So, now you have the necessary pieces, they sound okay, but something is still missing. You need more… flavor. This is where it gets interesting – and fun!

7) Don’t be afraid to explore your instrument. Try different chord substitutions, harmonies – and dissonances. Try those strings you have rarely, if ever, used – you know the ones I mean! Give yourself permission to make wonderful and hideous sounds. Use bare wood hammers, leather or felt covered hammers. Does your instrument have dampers? If not, try placing painters’ tape down the bridge to create a harp like sound.

Try playing a different instrument – maybe a recorder, pennywhistle, harmonica, guitar, piano, or just sing – and listen to (or record) the various sounds. How might they fit into your new tune?

9) Still stuck? Put your instrument down and do something completely different for a while — The Monty Python solution: “And now, for something completely different!”

  • Go for a walk or do jumping jacks! Physical activity seems to stimulate the creative centers in the brain.
  • Listen to new kinds of music.
  • Open the window. Listen to the birds, the traffic, and the wind.
  • Eating or fasting: tastes, textures, stomach rumblings!
  • Go to a museum, the beach, go dancing!
  • Take a hot bath or have a cup of tea. Do whatever helps you feel centered and able to listen to yourself again.

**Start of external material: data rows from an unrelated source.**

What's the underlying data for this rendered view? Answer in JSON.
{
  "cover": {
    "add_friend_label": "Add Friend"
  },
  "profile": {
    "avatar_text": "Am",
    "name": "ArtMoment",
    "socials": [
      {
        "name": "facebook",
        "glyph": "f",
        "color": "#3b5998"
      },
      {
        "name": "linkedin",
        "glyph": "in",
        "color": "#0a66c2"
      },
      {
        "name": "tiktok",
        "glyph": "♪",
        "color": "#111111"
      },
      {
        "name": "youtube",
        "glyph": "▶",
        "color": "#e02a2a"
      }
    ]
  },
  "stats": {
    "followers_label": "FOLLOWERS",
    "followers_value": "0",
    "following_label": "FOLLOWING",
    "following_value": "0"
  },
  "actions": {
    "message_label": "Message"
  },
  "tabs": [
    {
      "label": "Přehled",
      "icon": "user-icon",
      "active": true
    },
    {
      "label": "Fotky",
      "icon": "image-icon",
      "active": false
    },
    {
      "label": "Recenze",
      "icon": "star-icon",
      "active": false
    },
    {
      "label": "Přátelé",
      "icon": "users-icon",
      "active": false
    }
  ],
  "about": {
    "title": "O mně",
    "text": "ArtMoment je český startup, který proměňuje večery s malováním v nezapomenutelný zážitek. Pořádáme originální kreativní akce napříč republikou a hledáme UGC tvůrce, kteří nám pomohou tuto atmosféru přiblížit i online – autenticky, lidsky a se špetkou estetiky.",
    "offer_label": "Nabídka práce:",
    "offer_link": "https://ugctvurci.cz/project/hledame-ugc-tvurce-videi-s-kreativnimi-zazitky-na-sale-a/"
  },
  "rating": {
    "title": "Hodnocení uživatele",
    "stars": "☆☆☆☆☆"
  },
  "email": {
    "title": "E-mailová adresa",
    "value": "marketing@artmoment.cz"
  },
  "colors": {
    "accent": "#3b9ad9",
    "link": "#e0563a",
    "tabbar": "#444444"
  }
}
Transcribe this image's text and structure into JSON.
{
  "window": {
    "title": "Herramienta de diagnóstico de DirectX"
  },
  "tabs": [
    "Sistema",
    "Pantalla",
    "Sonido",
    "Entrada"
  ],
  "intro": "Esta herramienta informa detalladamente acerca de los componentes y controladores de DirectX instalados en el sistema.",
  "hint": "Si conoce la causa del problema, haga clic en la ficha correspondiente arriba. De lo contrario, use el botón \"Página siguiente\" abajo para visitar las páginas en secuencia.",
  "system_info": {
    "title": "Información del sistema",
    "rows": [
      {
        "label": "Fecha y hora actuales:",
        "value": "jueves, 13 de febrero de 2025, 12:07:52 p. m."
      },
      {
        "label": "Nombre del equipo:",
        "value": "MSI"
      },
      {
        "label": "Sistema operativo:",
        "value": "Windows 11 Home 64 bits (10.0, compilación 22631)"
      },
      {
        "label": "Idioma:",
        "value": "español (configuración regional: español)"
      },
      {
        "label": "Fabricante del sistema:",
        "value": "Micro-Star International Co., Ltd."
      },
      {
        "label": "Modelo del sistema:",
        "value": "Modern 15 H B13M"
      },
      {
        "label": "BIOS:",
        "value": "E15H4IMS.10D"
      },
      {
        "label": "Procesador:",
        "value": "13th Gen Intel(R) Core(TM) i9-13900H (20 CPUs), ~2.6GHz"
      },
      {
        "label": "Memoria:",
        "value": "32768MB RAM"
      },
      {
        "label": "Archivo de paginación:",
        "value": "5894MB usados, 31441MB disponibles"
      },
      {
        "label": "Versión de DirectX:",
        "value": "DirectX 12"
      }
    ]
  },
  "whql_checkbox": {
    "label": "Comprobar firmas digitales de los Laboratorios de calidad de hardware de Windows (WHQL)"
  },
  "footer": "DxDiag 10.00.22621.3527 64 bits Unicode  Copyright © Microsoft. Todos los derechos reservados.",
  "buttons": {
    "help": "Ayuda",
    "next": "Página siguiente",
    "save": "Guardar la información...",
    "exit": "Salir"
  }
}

10) Now that you have something you can work with, tweak the results, keeping the following in mind:

  • Length vs. Material: Is the length appropriate for the material?
  • Satisfaction: Is the musical material you are presenting developed at some point? Or is it introduced only to be dropped – a practice that is very unsatisfying to the listener!
  • Save it: If you withhold an element (it could be a pitch, rhythm, that great chord substitution, etc.), it will sound fresh when presented.
  • Contrasts: Think pitch, volume, texture, complexity and the variety of each.
  • Unity vs. Variety: Is there too much repetition causing predictability? Or is there too much variety, also causing it to be confusing? The trick is to write something that sounds inevitable but not predictable.
  • Simplicity: Direct, simple ideas often communicate better than complex structures.


Last but not least, how to find a title for your piece?

Normally, your title should reflect the basic idea of the composition. But it doesn’t have to! In some ways, a title serves as a kind of packaging. It should be interesting enough that listeners will want to find out what is “inside.”

  • Consult a thesaurus or dictionary (Just open it anywhere and start looking).
  • Look through literature or poetry.
  • Try a word association game.
  • Ask someone else. (Ask your mom!)

But, what about copyright?

Unless you’re a big name rock star, there isn’t much reason to apply to the Library of Congress for copyright. The small circle-c (©), date and your name on the first page are sufficient.

“After the Rain”

composed by Susan Vinson Sherlock

Listen to Susan Vinson Sherlock play her beautiful ¾ air, “After the Rain.”